Located at the mouth of the Yangtze River, Shanghai is the financial capital of mainland China. The distinctive Shanghai skyline portrayed in movies, landmarks evoking yesterday and tomorrow, endless dining options, glossy shopping malls, traditional shopping streets, and the 24-hour lifestyle combine to shape a complex international profile of the modern and historic metropolis of Shanghai. With a history of more than 700 years, Shanghai was once the financial center of the entire Far East. Today’s Shanghai is becoming established as a world economic, financial, trading, and shipping center.
Shaighai’s colonial legacy and international influences give it a character of its own, a museum of East-meets-West with a blend of antiquity and modernity. Shanghai boasts 32 cultural palaces and mass artistic activities centers, 96 art troupes, 28 public libraries, 41 archive halls, and 106 museums. The most well-known facilities include Shanghai Museum, Shanghai Library, Shanghai Grand Theater, Shanghai Book City, Shanghai Urban Planning Exhibition Center, Shanghai Science and Technology Museum, and the Oriental Arts Center. Shanghai has 19 cultural and historical sites under state protection and 165 under the city protection. A number of ancient sites and gardens dating back to Tang, Song, Yuan, Ming and Qing dynasties have been well preserved. Well-known sites include Yuyuan Garden, Longhua Temple, Jade Buddha Temple, Confucius Temple, and Zhujiajiao Ancient Water Town. Shanghai has also many rare relics and sites featuring its revolutionary history, such as the site of the first National Congress of the Communist Party of China, Residences of Dr. Sun Yat-sen, Mao Zedong, and Zhou Enlai.
The most popular tourist destinations in Shanghai include the Bund, People's Square, Orient Pearl Broadcasting and Television Tower, Jin Mao Tower, Global Finance Center (nicknamed, “the bottle opener”), and Shanghai Xintiandi.
Shanghai is also known as a paradise for eating and shopping.
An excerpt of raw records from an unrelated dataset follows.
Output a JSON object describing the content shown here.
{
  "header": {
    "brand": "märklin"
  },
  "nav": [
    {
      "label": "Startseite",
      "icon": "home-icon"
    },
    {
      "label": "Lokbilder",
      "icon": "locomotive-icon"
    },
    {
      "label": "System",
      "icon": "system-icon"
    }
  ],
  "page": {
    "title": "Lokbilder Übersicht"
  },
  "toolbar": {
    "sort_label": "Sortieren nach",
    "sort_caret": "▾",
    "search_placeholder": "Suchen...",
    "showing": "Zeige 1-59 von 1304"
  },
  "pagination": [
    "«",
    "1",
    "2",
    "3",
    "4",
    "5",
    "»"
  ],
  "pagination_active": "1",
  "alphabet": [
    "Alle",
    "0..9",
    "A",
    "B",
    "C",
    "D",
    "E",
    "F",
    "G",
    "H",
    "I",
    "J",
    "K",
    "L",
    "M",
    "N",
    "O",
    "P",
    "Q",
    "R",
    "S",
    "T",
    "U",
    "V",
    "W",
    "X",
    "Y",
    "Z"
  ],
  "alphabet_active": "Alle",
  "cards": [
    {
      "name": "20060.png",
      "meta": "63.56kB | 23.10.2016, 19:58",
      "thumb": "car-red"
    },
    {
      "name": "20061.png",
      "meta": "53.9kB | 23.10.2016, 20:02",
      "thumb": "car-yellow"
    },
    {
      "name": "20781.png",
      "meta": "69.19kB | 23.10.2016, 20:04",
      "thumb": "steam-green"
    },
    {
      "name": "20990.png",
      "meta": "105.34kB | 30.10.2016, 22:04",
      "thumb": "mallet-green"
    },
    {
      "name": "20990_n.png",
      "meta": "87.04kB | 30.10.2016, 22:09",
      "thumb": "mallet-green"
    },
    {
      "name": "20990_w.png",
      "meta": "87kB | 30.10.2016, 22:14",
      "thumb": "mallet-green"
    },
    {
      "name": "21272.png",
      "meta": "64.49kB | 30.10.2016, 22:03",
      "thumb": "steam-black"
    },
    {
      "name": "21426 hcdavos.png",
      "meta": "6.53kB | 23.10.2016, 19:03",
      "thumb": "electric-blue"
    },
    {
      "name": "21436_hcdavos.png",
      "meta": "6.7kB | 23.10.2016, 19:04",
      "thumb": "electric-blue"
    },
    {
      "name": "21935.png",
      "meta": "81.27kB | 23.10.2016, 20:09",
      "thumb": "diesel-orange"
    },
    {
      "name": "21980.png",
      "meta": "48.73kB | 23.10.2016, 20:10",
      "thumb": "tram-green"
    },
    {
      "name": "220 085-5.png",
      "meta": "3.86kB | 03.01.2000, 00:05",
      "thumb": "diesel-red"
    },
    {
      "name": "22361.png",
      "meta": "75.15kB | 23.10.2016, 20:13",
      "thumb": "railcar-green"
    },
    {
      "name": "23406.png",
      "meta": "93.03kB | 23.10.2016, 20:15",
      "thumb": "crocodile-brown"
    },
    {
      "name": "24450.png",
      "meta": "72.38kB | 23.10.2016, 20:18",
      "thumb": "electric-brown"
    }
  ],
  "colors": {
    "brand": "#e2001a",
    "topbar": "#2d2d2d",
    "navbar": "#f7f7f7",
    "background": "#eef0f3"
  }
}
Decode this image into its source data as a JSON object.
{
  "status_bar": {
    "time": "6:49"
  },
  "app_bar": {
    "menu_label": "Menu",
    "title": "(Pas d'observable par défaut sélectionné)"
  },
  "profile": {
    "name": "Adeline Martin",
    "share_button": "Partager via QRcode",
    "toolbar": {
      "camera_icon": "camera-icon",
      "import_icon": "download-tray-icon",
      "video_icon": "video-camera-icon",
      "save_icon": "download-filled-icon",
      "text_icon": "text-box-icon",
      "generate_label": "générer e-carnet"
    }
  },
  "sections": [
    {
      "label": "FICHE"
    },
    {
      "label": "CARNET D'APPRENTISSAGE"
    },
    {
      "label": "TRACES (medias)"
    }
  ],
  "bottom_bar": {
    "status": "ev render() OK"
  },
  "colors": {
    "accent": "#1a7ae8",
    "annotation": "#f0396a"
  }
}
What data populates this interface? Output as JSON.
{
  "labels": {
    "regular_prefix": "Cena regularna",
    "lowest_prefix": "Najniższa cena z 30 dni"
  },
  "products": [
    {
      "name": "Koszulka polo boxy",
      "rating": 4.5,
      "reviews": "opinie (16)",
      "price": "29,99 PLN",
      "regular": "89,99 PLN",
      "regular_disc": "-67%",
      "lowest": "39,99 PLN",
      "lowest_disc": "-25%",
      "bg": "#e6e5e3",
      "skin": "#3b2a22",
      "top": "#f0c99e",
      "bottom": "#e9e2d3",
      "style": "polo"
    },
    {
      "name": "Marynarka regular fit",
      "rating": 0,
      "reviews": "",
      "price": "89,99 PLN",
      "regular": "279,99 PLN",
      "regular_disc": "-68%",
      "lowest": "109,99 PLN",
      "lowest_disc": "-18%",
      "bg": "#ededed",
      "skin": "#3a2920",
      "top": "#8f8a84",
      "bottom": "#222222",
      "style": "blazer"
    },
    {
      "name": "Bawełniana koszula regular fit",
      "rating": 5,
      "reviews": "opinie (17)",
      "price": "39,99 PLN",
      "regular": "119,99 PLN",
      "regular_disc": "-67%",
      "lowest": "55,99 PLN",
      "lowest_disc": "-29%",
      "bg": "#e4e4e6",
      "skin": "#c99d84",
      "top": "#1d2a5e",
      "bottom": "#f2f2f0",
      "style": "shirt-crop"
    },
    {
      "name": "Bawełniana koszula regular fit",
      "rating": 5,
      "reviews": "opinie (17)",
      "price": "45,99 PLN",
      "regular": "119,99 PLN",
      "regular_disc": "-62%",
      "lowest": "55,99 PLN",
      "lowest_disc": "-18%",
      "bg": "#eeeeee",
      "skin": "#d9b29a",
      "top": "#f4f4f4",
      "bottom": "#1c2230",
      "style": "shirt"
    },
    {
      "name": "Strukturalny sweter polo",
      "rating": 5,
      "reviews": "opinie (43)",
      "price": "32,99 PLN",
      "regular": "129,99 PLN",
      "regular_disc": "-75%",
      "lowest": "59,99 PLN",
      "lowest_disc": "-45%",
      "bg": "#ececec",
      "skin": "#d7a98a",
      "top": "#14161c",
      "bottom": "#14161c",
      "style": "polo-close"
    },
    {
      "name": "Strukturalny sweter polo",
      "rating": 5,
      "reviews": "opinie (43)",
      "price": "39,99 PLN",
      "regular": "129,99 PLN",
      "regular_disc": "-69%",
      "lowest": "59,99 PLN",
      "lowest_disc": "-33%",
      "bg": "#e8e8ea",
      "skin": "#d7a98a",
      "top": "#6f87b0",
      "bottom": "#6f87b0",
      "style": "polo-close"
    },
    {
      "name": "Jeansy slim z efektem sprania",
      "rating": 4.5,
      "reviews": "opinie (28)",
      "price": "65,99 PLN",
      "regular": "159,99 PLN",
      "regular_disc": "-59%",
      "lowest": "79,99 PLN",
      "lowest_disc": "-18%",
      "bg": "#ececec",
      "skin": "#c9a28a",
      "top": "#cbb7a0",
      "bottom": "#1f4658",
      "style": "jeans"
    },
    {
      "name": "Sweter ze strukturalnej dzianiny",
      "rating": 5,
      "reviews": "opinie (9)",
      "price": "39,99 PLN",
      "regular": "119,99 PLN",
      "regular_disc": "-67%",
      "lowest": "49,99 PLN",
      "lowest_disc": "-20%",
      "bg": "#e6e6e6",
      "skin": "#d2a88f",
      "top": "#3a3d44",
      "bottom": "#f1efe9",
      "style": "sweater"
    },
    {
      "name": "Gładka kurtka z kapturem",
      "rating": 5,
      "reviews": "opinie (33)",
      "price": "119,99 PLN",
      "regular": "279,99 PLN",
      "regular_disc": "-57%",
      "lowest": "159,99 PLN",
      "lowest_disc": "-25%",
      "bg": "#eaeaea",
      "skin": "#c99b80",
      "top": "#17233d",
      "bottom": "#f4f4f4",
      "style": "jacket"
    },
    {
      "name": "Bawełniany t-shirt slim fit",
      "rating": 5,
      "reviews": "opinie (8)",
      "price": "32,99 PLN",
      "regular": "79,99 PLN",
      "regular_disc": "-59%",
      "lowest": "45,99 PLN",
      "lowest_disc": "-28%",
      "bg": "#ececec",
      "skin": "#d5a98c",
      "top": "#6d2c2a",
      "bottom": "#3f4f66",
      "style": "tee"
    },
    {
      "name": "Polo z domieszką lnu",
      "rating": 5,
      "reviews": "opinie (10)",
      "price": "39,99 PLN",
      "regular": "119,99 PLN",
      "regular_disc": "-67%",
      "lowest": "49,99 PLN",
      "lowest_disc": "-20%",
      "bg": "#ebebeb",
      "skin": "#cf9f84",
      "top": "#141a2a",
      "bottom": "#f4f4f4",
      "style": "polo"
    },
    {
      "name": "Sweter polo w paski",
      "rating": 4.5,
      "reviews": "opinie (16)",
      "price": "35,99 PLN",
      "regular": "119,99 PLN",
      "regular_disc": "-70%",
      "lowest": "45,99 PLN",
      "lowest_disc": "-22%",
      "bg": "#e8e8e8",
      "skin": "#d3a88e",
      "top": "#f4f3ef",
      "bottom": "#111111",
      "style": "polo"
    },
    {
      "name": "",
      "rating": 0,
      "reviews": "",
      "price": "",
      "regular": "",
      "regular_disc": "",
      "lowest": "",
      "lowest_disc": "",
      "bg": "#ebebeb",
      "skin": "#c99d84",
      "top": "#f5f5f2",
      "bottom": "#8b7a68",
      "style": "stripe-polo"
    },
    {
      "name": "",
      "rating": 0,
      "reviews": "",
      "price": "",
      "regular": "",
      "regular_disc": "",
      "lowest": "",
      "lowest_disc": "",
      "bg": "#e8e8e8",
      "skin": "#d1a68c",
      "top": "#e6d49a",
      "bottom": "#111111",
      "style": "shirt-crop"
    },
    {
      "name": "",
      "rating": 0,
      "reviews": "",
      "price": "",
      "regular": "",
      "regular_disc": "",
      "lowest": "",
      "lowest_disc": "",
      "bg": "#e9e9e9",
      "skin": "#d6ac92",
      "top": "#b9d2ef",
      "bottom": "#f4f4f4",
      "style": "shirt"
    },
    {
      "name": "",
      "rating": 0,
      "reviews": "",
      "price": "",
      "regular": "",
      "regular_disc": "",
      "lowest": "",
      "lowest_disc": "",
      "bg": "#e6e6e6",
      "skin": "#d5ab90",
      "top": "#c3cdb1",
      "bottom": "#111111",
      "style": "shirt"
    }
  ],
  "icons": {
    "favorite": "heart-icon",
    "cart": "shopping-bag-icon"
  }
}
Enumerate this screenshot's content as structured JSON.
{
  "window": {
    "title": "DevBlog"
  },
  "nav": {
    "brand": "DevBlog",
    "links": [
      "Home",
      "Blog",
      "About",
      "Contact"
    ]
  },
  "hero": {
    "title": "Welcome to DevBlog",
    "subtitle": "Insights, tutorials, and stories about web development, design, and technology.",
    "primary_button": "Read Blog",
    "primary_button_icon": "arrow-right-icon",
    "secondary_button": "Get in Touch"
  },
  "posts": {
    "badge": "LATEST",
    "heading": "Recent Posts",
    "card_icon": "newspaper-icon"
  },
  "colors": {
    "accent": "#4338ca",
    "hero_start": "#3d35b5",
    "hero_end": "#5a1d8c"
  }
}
Shanghai's restaurants are among the finest to be found in China. There are more than 30,000 chain-store-style restaurants serving Chinese, Western, and delicacies from other Asian regions. The international restaurants feature food from more than 30 countries, including Italy, France, Japan, Portugal, and India, while Chinese eateries feature food from more than 20 regions of China. The famous restaurant areas are at the City God Temple area, Yunnan Road, Henan Road, Zhapu Road and Xianxia Road. For shopping buffs, Shanghai is known as "the Paris of the Orient". Nanjing Road, Huaihai Road, Super Brand Mall, the Grand Gateway, Plaza 66 and Xujiahui Shopping Center are the top choices.
Modern Shanghai attracts the attention of the whole world. International visitors and newcomers are flocking to this vibrant megacity, drawn by curiosity, a sense of possibility, the lure of potential professional and financial success, or perhaps simply a desire to be in one of the coolest, brashest, and most exciting locations in the new century.
How to Get There
Shanghai and Hangzhou are neighbors. Since the opening of intercity high-speed rails, travelling between the two cities has become unbelievably convenient. Passengers to Shanghai can plan on an easy fifty minutes on the fastest train. One way tickets range from 20RMB (3 USD) to 100RMB (14USD), depending on the kind of train and the seating options You can either choose Hangzhou Railway Station for example, if you are leaving from central Hangzhou or Hangzhou East Railway Station. There are also two arrival stations in Shanghai: Shanghai Railway Station or Shanghai South Railway Station.
Another travel option is the traditional train system. Travelers journeying between Hangzhou and Shanghai have four categories of trains to choose from differentiated by the initial letter of the train number. The fastest and the most comfortable train can be identified by the initial letter “D” (taken from“Dong Che Zu”), for example “D689”. It is very new and clean, taking only 1 hour and 40 minutes to travel from Hangzhou Railway Station to Shanghai South Railway Station. Express trains are marked with the letter “T” (for example, “T797”). The third category of train “N” trains, (for example “N489) are fast trains. They are generally also acceptable with around two or two and half hours travel time. The ones that start with “K” (e.g. “K89”) or have no letter (e.g. “1597”) are not recommended. They normally stop between Hangzhou and Shanghai which lengthens the travel time. Also, most of them are older trains without air conditioning.
The sun is shining and the autumn wind is just right. In such good weather, it is a good idea to travel back in time in the Hangzhou Confucius Temple. Here, you can cultivate your mind and soul. In the temple, tablets can be seen everywhere, positioning people instantly in the ancient seat of learning in the capital city of the Southern Song Dynasty. Here, you can stop and appreciate the ancient moss-covered stone tiles, which seems to narrate the thousands-of-year history of the Confucius Temple.